_Exercise_
Pictures must be kept out of the copy. Every entry is to be duplicated exactly.

_Excerpted records_
•••
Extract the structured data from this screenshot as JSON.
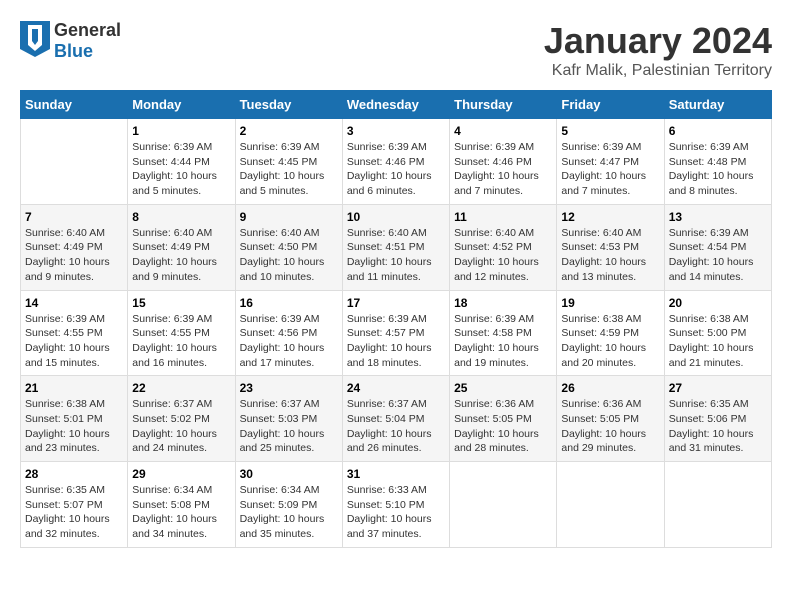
{
  "logo": {
    "general": "General",
    "blue": "Blue"
  },
  "title": "January 2024",
  "subtitle": "Kafr Malik, Palestinian Territory",
  "weekdays": [
    "Sunday",
    "Monday",
    "Tuesday",
    "Wednesday",
    "Thursday",
    "Friday",
    "Saturday"
  ],
  "weeks": [
    [
      {
        "day": "",
        "sunrise": "",
        "sunset": "",
        "daylight": ""
      },
      {
        "day": "1",
        "sunrise": "Sunrise: 6:39 AM",
        "sunset": "Sunset: 4:44 PM",
        "daylight": "Daylight: 10 hours and 5 minutes."
      },
      {
        "day": "2",
        "sunrise": "Sunrise: 6:39 AM",
        "sunset": "Sunset: 4:45 PM",
        "daylight": "Daylight: 10 hours and 5 minutes."
      },
      {
        "day": "3",
        "sunrise": "Sunrise: 6:39 AM",
        "sunset": "Sunset: 4:46 PM",
        "daylight": "Daylight: 10 hours and 6 minutes."
      },
      {
        "day": "4",
        "sunrise": "Sunrise: 6:39 AM",
        "sunset": "Sunset: 4:46 PM",
        "daylight": "Daylight: 10 hours and 7 minutes."
      },
      {
        "day": "5",
        "sunrise": "Sunrise: 6:39 AM",
        "sunset": "Sunset: 4:47 PM",
        "daylight": "Daylight: 10 hours and 7 minutes."
      },
      {
        "day": "6",
        "sunrise": "Sunrise: 6:39 AM",
        "sunset": "Sunset: 4:48 PM",
        "daylight": "Daylight: 10 hours and 8 minutes."
      }
    ],
    [
      {
        "day": "7",
        "sunrise": "Sunrise: 6:40 AM",
        "sunset": "Sunset: 4:49 PM",
        "daylight": "Daylight: 10 hours and 9 minutes."
      },
      {
        "day": "8",
        "sunrise": "Sunrise: 6:40 AM",
        "sunset": "Sunset: 4:49 PM",
        "daylight": "Daylight: 10 hours and 9 minutes."
      },
      {
        "day": "9",
        "sunrise": "Sunrise: 6:40 AM",
        "sunset": "Sunset: 4:50 PM",
        "daylight": "Daylight: 10 hours and 10 minutes."
      },
      {
        "day": "10",
        "sunrise": "Sunrise: 6:40 AM",
        "sunset": "Sunset: 4:51 PM",
        "daylight": "Daylight: 10 hours and 11 minutes."
      },
      {
        "day": "11",
        "sunrise": "Sunrise: 6:40 AM",
        "sunset": "Sunset: 4:52 PM",
        "daylight": "Daylight: 10 hours and 12 minutes."
      },
      {
        "day": "12",
        "sunrise": "Sunrise: 6:40 AM",
        "sunset": "Sunset: 4:53 PM",
        "daylight": "Daylight: 10 hours and 13 minutes."
      },
      {
        "day": "13",
        "sunrise": "Sunrise: 6:39 AM",
        "sunset": "Sunset: 4:54 PM",
        "daylight": "Daylight: 10 hours and 14 minutes."
      }
    ],
    [
      {
        "day": "14",
        "sunrise": "Sunrise: 6:39 AM",
        "sunset": "Sunset: 4:55 PM",
        "daylight": "Daylight: 10 hours and 15 minutes."
      },
      {
        "day": "15",
        "sunrise": "Sunrise: 6:39 AM",
        "sunset": "Sunset: 4:55 PM",
        "daylight": "Daylight: 10 hours and 16 minutes."
      },
      {
        "day": "16",
        "sunrise": "Sunrise: 6:39 AM",
        "sunset": "Sunset: 4:56 PM",
        "daylight": "Daylight: 10 hours and 17 minutes."
      },
      {
        "day": "17",
        "sunrise": "Sunrise: 6:39 AM",
        "sunset": "Sunset: 4:57 PM",
        "daylight": "Daylight: 10 hours and 18 minutes."
      },
      {
        "day": "18",
        "sunrise": "Sunrise: 6:39 AM",
        "sunset": "Sunset: 4:58 PM",
        "daylight": "Daylight: 10 hours and 19 minutes."
      },
      {
        "day": "19",
        "sunrise": "Sunrise: 6:38 AM",
        "sunset": "Sunset: 4:59 PM",
        "daylight": "Daylight: 10 hours and 20 minutes."
      },
      {
        "day": "20",
        "sunrise": "Sunrise: 6:38 AM",
        "sunset": "Sunset: 5:00 PM",
        "daylight": "Daylight: 10 hours and 21 minutes."
      }
    ],
    [
      {
        "day": "21",
        "sunrise": "Sunrise: 6:38 AM",
        "sunset": "Sunset: 5:01 PM",
        "daylight": "Daylight: 10 hours and 23 minutes."
      },
      {
        "day": "22",
        "sunrise": "Sunrise: 6:37 AM",
        "sunset": "Sunset: 5:02 PM",
        "daylight": "Daylight: 10 hours and 24 minutes."
      },
      {
        "day": "23",
        "sunrise": "Sunrise: 6:37 AM",
        "sunset": "Sunset: 5:03 PM",
        "daylight": "Daylight: 10 hours and 25 minutes."
      },
      {
        "day": "24",
        "sunrise": "Sunrise: 6:37 AM",
        "sunset": "Sunset: 5:04 PM",
        "daylight": "Daylight: 10 hours and 26 minutes."
      },
      {
        "day": "25",
        "sunrise": "Sunrise: 6:36 AM",
        "sunset": "Sunset: 5:05 PM",
        "daylight": "Daylight: 10 hours and 28 minutes."
      },
      {
        "day": "26",
        "sunrise": "Sunrise: 6:36 AM",
        "sunset": "Sunset: 5:05 PM",
        "daylight": "Daylight: 10 hours and 29 minutes."
      },
      {
        "day": "27",
        "sunrise": "Sunrise: 6:35 AM",
        "sunset": "Sunset: 5:06 PM",
        "daylight": "Daylight: 10 hours and 31 minutes."
      }
    ],
    [
      {
        "day": "28",
        "sunrise": "Sunrise: 6:35 AM",
        "sunset": "Sunset: 5:07 PM",
        "daylight": "Daylight: 10 hours and 32 minutes."
      },
      {
        "day": "29",
        "sunrise": "Sunrise: 6:34 AM",
        "sunset": "Sunset: 5:08 PM",
        "daylight": "Daylight: 10 hours and 34 minutes."
      },
      {
        "day": "30",
        "sunrise": "Sunrise: 6:34 AM",
        "sunset": "Sunset: 5:09 PM",
        "daylight": "Daylight: 10 hours and 35 minutes."
      },
      {
        "day": "31",
        "sunrise": "Sunrise: 6:33 AM",
        "sunset": "Sunset: 5:10 PM",
        "daylight": "Daylight: 10 hours and 37 minutes."
      },
      {
        "day": "",
        "sunrise": "",
        "sunset": "",
        "daylight": ""
      },
      {
        "day": "",
        "sunrise": "",
        "sunset": "",
        "daylight": ""
      },
      {
        "day": "",
        "sunrise": "",
        "sunset": "",
        "daylight": ""
      }
    ]
  ]
}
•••
_Answer space_
Extract the structured data from this screenshot as JSON.
{
  "logo": {
    "general": "General",
    "blue": "Blue"
  },
  "title": "January 2024",
  "subtitle": "Kafr Malik, Palestinian Territory",
  "weekdays": [
    "Sunday",
    "Monday",
    "Tuesday",
    "Wednesday",
    "Thursday",
    "Friday",
    "Saturday"
  ],
  "weeks": [
    [
      {
        "day": "",
        "sunrise": "",
        "sunset": "",
        "daylight": ""
      },
      {
        "day": "1",
        "sunrise": "Sunrise: 6:39 AM",
        "sunset": "Sunset: 4:44 PM",
        "daylight": "Daylight: 10 hours and 5 minutes."
      },
      {
        "day": "2",
        "sunrise": "Sunrise: 6:39 AM",
        "sunset": "Sunset: 4:45 PM",
        "daylight": "Daylight: 10 hours and 5 minutes."
      },
      {
        "day": "3",
        "sunrise": "Sunrise: 6:39 AM",
        "sunset": "Sunset: 4:46 PM",
        "daylight": "Daylight: 10 hours and 6 minutes."
      },
      {
        "day": "4",
        "sunrise": "Sunrise: 6:39 AM",
        "sunset": "Sunset: 4:46 PM",
        "daylight": "Daylight: 10 hours and 7 minutes."
      },
      {
        "day": "5",
        "sunrise": "Sunrise: 6:39 AM",
        "sunset": "Sunset: 4:47 PM",
        "daylight": "Daylight: 10 hours and 7 minutes."
      },
      {
        "day": "6",
        "sunrise": "Sunrise: 6:39 AM",
        "sunset": "Sunset: 4:48 PM",
        "daylight": "Daylight: 10 hours and 8 minutes."
      }
    ],
    [
      {
        "day": "7",
        "sunrise": "Sunrise: 6:40 AM",
        "sunset": "Sunset: 4:49 PM",
        "daylight": "Daylight: 10 hours and 9 minutes."
      },
      {
        "day": "8",
        "sunrise": "Sunrise: 6:40 AM",
        "sunset": "Sunset: 4:49 PM",
        "daylight": "Daylight: 10 hours and 9 minutes."
      },
      {
        "day": "9",
        "sunrise": "Sunrise: 6:40 AM",
        "sunset": "Sunset: 4:50 PM",
        "daylight": "Daylight: 10 hours and 10 minutes."
      },
      {
        "day": "10",
        "sunrise": "Sunrise: 6:40 AM",
        "sunset": "Sunset: 4:51 PM",
        "daylight": "Daylight: 10 hours and 11 minutes."
      },
      {
        "day": "11",
        "sunrise": "Sunrise: 6:40 AM",
        "sunset": "Sunset: 4:52 PM",
        "daylight": "Daylight: 10 hours and 12 minutes."
      },
      {
        "day": "12",
        "sunrise": "Sunrise: 6:40 AM",
        "sunset": "Sunset: 4:53 PM",
        "daylight": "Daylight: 10 hours and 13 minutes."
      },
      {
        "day": "13",
        "sunrise": "Sunrise: 6:39 AM",
        "sunset": "Sunset: 4:54 PM",
        "daylight": "Daylight: 10 hours and 14 minutes."
      }
    ],
    [
      {
        "day": "14",
        "sunrise": "Sunrise: 6:39 AM",
        "sunset": "Sunset: 4:55 PM",
        "daylight": "Daylight: 10 hours and 15 minutes."
      },
      {
        "day": "15",
        "sunrise": "Sunrise: 6:39 AM",
        "sunset": "Sunset: 4:55 PM",
        "daylight": "Daylight: 10 hours and 16 minutes."
      },
      {
        "day": "16",
        "sunrise": "Sunrise: 6:39 AM",
        "sunset": "Sunset: 4:56 PM",
        "daylight": "Daylight: 10 hours and 17 minutes."
      },
      {
        "day": "17",
        "sunrise": "Sunrise: 6:39 AM",
        "sunset": "Sunset: 4:57 PM",
        "daylight": "Daylight: 10 hours and 18 minutes."
      },
      {
        "day": "18",
        "sunrise": "Sunrise: 6:39 AM",
        "sunset": "Sunset: 4:58 PM",
        "daylight": "Daylight: 10 hours and 19 minutes."
      },
      {
        "day": "19",
        "sunrise": "Sunrise: 6:38 AM",
        "sunset": "Sunset: 4:59 PM",
        "daylight": "Daylight: 10 hours and 20 minutes."
      },
      {
        "day": "20",
        "sunrise": "Sunrise: 6:38 AM",
        "sunset": "Sunset: 5:00 PM",
        "daylight": "Daylight: 10 hours and 21 minutes."
      }
    ],
    [
      {
        "day": "21",
        "sunrise": "Sunrise: 6:38 AM",
        "sunset": "Sunset: 5:01 PM",
        "daylight": "Daylight: 10 hours and 23 minutes."
      },
      {
        "day": "22",
        "sunrise": "Sunrise: 6:37 AM",
        "sunset": "Sunset: 5:02 PM",
        "daylight": "Daylight: 10 hours and 24 minutes."
      },
      {
        "day": "23",
        "sunrise": "Sunrise: 6:37 AM",
        "sunset": "Sunset: 5:03 PM",
        "daylight": "Daylight: 10 hours and 25 minutes."
      },
      {
        "day": "24",
        "sunrise": "Sunrise: 6:37 AM",
        "sunset": "Sunset: 5:04 PM",
        "daylight": "Daylight: 10 hours and 26 minutes."
      },
      {
        "day": "25",
        "sunrise": "Sunrise: 6:36 AM",
        "sunset": "Sunset: 5:05 PM",
        "daylight": "Daylight: 10 hours and 28 minutes."
      },
      {
        "day": "26",
        "sunrise": "Sunrise: 6:36 AM",
        "sunset": "Sunset: 5:05 PM",
        "daylight": "Daylight: 10 hours and 29 minutes."
      },
      {
        "day": "27",
        "sunrise": "Sunrise: 6:35 AM",
        "sunset": "Sunset: 5:06 PM",
        "daylight": "Daylight: 10 hours and 31 minutes."
      }
    ],
    [
      {
        "day": "28",
        "sunrise": "Sunrise: 6:35 AM",
        "sunset": "Sunset: 5:07 PM",
        "daylight": "Daylight: 10 hours and 32 minutes."
      },
      {
        "day": "29",
        "sunrise": "Sunrise: 6:34 AM",
        "sunset": "Sunset: 5:08 PM",
        "daylight": "Daylight: 10 hours and 34 minutes."
      },
      {
        "day": "30",
        "sunrise": "Sunrise: 6:34 AM",
        "sunset": "Sunset: 5:09 PM",
        "daylight": "Daylight: 10 hours and 35 minutes."
      },
      {
        "day": "31",
        "sunrise": "Sunrise: 6:33 AM",
        "sunset": "Sunset: 5:10 PM",
        "daylight": "Daylight: 10 hours and 37 minutes."
      },
      {
        "day": "",
        "sunrise": "",
        "sunset": "",
        "daylight": ""
      },
      {
        "day": "",
        "sunrise": "",
        "sunset": "",
        "daylight": ""
      },
      {
        "day": "",
        "sunrise": "",
        "sunset": "",
        "daylight": ""
      }
    ]
  ]
}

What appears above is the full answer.